EXERCISE:
Search the records that follow and extract every line containing the string "pipeline".

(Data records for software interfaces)

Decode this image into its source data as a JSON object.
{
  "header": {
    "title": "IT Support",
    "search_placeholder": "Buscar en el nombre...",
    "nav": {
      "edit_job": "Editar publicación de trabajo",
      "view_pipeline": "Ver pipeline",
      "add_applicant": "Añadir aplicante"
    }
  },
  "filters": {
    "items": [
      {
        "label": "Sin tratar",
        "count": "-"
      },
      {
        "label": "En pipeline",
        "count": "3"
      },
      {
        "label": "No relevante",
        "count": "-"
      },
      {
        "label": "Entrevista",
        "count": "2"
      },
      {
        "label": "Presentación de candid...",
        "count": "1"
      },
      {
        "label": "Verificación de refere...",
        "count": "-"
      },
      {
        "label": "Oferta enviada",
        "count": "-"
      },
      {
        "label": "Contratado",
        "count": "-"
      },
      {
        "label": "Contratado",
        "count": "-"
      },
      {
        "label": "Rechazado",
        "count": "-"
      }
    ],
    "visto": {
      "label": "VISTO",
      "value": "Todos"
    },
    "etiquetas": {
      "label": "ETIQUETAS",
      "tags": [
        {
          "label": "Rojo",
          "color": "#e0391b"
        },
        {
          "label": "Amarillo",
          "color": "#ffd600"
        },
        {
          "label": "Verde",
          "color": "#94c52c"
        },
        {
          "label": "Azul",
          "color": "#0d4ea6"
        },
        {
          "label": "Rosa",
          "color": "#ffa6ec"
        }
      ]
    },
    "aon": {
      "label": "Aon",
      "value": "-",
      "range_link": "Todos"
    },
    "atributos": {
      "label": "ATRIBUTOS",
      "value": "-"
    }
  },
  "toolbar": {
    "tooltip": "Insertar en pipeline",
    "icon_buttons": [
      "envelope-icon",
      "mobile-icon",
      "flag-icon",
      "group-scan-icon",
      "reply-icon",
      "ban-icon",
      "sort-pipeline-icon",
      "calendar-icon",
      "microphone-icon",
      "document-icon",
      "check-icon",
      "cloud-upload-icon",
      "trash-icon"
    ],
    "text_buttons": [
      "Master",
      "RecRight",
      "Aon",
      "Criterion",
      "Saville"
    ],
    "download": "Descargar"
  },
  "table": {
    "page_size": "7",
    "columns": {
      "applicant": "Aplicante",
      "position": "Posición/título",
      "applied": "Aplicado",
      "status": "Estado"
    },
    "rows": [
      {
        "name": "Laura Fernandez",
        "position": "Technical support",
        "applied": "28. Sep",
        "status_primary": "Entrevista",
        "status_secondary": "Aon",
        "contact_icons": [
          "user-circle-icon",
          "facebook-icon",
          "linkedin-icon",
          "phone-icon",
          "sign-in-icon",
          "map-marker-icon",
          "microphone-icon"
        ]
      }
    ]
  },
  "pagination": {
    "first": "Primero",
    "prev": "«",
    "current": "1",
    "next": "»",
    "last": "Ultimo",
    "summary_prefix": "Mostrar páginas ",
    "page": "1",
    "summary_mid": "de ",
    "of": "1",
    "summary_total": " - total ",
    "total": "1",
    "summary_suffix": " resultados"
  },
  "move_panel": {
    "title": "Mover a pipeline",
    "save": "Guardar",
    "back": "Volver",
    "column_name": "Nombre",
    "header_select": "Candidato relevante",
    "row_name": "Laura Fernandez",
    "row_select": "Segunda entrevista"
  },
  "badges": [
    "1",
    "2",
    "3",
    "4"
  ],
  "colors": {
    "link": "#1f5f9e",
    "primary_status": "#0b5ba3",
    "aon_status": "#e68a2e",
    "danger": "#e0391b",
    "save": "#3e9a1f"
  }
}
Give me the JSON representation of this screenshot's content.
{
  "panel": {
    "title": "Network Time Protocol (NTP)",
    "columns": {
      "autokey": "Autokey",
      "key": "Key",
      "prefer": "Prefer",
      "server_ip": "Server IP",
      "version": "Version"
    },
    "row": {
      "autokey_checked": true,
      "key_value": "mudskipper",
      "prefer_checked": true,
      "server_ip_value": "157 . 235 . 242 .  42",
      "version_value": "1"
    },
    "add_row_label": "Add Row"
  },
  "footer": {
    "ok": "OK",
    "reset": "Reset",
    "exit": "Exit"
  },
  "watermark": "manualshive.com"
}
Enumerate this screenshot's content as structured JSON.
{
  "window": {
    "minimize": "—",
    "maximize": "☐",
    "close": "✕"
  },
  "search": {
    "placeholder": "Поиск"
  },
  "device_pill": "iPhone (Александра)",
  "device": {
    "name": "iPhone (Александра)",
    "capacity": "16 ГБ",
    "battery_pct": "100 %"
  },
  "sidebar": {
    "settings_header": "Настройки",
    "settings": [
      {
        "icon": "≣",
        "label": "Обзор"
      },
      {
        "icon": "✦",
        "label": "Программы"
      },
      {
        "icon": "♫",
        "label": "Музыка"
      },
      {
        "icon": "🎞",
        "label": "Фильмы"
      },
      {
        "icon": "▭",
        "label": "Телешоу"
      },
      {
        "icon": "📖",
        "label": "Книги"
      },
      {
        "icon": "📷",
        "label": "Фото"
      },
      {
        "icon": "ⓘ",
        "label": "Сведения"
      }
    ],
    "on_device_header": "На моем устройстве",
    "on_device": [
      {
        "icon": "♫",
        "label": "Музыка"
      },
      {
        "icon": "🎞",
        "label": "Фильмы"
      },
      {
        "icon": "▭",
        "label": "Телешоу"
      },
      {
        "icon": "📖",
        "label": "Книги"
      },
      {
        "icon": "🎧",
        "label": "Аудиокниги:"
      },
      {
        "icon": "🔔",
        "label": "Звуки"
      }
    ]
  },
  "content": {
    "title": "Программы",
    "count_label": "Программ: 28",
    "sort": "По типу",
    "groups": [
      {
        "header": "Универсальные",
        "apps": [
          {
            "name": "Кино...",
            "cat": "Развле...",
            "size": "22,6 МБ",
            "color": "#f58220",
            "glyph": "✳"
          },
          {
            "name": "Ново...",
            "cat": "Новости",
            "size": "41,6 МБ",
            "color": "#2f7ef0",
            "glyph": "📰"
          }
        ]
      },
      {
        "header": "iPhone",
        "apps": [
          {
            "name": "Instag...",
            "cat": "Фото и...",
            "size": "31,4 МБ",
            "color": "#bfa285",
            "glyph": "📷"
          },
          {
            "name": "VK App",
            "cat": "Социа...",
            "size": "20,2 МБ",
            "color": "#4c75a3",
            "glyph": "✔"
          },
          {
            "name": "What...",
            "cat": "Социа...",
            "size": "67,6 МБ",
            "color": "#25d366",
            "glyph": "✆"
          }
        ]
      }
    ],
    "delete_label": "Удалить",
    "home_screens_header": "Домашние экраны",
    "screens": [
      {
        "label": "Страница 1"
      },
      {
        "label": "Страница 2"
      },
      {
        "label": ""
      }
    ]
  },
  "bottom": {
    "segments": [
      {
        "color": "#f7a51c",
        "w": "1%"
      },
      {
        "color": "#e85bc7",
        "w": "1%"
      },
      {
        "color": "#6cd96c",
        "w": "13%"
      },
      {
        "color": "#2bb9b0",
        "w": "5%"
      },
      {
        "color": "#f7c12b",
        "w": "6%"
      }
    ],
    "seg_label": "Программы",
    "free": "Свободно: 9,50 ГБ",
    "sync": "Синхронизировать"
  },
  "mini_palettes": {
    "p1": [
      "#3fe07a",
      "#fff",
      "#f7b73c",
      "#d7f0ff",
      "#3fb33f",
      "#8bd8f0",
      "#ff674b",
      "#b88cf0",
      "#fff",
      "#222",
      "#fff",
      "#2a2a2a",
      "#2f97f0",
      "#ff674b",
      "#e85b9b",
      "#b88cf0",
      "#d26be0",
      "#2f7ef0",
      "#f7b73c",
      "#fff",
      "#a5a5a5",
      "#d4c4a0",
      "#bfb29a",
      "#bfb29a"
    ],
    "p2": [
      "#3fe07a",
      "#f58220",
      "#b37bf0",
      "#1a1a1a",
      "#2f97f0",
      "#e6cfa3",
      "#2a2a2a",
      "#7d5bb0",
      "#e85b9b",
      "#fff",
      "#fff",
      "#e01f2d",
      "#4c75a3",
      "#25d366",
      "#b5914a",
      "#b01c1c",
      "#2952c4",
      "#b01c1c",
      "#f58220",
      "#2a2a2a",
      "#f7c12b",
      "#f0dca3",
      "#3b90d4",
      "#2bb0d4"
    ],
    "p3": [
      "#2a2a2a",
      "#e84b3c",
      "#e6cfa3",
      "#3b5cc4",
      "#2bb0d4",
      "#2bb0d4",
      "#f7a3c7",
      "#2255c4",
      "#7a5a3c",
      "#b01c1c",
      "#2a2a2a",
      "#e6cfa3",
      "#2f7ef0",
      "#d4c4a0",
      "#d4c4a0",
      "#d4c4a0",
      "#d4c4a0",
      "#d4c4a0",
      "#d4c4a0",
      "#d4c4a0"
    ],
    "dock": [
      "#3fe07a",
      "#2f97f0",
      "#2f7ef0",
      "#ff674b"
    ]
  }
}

YOUR RESPONSE:
      "view_pipeline": "Ver pipeline",
        "label": "En pipeline",
    "tooltip": "Insertar en pipeline",
      "sort-pipeline-icon",
    "title": "Mover a pipeline",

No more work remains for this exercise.